VER. 3. This Day Tom's] This amiable writer lived the longest, and died one of the richest, of all our poets. In 1737, Mr. Gray, writing to a friend, fays very agreeably, "We have here old Mr. Southern, who often comes to fee us; he is now feventyseven years old, and has almost wholly lost his memory; but is as agreeable an old man as can be, at least I persuade myself so, when I look at him, and think of Isabella and Oroonoko." He was certainly a great mafter of the pathetic; and in the latter part of his life became fenfible of the impropriety he had been guilty of in mixing Tragedy with Comedy. He was the first play-writer that had the benefit of a third night. He told Dryden that he once had cleared feven hundred pounds by one of his plays.
VER. 6. A table,] Mr. Southern was invited to dine on his birthday with this nobleman, (Lord Orrery), who had prepared for him the entertainment of which the bill of fare is here fet down.
VER. 8. Prefents her harp] The harp is generally wove on the Irish linen; fuch as table cloths, &c.
The feast, his tow'ring genius marks
May Toм, whom heav'n sent down to raise
Be ev'ry birth-day more a winner,
Walk to his grave without reproach,
VER. 16. The price of prologues and of plays,] This alludes to a story Mr. Southern told of Dryden, about the fame time, to Mr. P. and Mr. W.-When Southern firft wrote for the stage, Dryden was fo famous for his prologues, that the players would act nothing without that decoration.

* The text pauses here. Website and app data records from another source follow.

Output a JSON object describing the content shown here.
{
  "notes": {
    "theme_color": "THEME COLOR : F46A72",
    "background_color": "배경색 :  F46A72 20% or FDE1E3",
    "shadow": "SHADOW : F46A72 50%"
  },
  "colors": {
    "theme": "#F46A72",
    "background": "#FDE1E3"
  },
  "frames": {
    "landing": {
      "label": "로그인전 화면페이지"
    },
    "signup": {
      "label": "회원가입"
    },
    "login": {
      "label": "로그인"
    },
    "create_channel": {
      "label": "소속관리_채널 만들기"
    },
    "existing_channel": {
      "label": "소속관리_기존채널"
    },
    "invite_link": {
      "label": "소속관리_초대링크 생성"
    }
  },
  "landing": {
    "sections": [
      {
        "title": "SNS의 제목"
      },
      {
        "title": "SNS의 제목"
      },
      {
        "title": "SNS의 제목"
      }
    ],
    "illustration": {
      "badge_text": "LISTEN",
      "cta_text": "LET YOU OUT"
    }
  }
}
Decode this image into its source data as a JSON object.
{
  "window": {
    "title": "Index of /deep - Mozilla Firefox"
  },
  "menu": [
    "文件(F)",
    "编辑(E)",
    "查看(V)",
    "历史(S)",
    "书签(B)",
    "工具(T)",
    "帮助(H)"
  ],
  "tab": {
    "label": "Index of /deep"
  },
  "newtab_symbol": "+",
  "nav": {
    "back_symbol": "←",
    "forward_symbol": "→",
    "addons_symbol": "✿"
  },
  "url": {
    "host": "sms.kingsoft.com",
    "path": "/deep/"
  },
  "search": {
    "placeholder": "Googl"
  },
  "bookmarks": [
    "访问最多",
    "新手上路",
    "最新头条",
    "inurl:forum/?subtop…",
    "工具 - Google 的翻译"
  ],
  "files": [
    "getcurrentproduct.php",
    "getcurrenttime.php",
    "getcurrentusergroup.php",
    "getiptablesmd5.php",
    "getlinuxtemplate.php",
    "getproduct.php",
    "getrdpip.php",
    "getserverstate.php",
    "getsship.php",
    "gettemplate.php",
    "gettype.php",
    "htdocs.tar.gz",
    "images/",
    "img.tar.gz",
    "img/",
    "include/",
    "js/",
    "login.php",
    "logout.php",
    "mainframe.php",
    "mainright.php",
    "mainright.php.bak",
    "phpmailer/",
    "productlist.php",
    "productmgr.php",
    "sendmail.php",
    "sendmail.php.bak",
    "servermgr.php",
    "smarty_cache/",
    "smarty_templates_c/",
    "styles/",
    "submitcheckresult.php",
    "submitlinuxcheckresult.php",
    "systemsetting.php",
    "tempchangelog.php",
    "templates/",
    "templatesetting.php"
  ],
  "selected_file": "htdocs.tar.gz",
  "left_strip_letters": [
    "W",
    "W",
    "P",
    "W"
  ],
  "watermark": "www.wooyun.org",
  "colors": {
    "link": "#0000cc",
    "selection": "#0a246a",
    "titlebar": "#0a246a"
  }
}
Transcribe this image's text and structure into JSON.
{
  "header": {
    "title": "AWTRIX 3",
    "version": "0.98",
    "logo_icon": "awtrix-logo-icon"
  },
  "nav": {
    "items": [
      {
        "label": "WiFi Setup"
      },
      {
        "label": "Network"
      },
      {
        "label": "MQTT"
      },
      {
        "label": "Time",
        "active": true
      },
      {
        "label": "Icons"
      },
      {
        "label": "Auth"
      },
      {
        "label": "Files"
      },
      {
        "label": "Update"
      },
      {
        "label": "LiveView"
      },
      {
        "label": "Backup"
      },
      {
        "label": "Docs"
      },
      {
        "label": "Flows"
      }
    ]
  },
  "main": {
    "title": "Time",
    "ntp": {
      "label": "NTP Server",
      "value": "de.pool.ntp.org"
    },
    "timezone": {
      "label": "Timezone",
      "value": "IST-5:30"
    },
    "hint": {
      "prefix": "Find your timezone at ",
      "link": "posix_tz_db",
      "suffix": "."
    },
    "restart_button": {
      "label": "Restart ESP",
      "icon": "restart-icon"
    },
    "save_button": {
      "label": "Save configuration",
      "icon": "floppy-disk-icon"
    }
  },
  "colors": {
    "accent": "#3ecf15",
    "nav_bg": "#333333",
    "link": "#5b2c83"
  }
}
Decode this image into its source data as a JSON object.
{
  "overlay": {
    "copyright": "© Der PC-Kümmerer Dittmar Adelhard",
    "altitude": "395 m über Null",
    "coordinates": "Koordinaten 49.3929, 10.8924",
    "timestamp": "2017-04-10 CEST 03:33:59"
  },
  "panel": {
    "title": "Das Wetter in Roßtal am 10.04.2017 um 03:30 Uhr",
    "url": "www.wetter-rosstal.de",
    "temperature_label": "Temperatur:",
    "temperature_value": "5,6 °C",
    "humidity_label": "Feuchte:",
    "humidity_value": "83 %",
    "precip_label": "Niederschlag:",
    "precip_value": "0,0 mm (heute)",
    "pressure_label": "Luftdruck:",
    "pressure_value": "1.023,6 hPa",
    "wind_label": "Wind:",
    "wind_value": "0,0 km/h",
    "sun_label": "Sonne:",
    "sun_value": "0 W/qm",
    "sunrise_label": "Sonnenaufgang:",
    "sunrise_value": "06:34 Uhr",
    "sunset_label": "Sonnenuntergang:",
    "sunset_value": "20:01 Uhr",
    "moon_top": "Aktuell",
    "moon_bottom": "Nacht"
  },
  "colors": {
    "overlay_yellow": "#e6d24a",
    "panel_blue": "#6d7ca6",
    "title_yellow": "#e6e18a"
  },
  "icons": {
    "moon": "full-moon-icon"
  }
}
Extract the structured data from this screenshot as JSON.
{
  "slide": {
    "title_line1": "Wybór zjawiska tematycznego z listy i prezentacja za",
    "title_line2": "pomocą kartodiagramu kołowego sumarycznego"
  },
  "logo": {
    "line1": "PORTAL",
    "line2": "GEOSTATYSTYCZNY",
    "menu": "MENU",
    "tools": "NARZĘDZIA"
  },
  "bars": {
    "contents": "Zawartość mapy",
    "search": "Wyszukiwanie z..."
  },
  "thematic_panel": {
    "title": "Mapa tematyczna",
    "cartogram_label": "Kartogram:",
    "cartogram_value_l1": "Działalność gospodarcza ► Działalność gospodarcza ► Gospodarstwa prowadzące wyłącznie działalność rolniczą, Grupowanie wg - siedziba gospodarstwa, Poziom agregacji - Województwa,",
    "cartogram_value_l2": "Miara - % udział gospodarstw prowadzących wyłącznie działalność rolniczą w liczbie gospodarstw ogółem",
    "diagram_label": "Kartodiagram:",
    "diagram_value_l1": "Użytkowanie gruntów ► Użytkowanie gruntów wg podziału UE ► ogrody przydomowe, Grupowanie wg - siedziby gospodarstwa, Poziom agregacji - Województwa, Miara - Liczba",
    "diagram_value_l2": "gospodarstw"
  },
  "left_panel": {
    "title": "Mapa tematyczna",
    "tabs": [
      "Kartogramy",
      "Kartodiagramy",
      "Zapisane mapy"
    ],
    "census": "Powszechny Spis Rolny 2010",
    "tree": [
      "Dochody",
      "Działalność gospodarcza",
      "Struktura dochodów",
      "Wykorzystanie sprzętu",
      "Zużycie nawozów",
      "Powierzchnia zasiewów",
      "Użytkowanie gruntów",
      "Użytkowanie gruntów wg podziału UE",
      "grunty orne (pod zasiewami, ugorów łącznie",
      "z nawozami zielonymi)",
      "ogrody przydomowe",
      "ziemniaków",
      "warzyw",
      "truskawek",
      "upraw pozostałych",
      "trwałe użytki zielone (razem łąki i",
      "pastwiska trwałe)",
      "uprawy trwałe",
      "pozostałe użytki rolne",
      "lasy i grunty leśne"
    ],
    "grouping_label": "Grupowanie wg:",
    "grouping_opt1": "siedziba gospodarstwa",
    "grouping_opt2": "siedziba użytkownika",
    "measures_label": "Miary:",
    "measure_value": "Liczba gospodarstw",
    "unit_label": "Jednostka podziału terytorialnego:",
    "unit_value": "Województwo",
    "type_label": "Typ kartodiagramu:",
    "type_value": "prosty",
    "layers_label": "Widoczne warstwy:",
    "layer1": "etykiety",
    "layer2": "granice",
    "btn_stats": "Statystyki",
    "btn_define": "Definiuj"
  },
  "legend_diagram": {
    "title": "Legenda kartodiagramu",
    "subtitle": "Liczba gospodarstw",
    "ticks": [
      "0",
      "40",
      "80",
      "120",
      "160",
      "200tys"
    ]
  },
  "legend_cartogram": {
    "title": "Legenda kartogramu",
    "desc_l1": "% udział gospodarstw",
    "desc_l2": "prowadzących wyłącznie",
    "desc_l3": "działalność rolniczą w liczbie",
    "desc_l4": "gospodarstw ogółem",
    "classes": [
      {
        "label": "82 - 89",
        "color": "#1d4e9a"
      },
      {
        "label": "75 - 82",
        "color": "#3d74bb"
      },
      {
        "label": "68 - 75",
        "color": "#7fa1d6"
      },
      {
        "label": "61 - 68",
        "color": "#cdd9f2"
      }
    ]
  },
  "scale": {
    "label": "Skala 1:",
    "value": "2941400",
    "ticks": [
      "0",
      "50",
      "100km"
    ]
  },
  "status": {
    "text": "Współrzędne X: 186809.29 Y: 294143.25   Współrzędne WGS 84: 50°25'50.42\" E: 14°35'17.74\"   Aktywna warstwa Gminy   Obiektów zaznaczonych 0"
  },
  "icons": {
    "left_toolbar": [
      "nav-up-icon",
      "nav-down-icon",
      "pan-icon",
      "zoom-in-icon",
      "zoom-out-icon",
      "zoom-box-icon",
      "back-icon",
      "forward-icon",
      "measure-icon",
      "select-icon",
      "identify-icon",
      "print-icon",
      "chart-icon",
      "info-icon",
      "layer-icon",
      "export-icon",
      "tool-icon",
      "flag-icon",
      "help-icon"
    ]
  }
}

His ufual price till then had been four guineas; but when Southern came to him for the prologue he had bespoke, Dryden told him he muft have fix guineas for it; "which (faid he) young man, is out of no disrespect to you, but the players have had my goods too cheap."-We now look upon thefe prologues with the fame admiration that the virtuofi do on the apothecaries pots painted by Raphael.
ROXANA, OR THE DRAWING-ROOM.
OXANA from the court returning late,
Sigh'd her foft forrow at St. James's gate : Such heavy thoughts lay brooding in her breast; Not her own chairmen with more weight opprest: They curse the cruel weight they're doom'd to bear; She in more gentle founds exprefs'd her care.
Was it for this, that I these roses wear?
This King, I never could attend too foon;
Alas, how chang'd! with this fame fermon-mien,
When bloom and beauty bid me fhow my face,
Oft had your drawing-room been fadly thin,
And fav'd your Highness from the dire disgrace:
When all my duty and my merit fails :
That Cockatilla, whofe deluding airs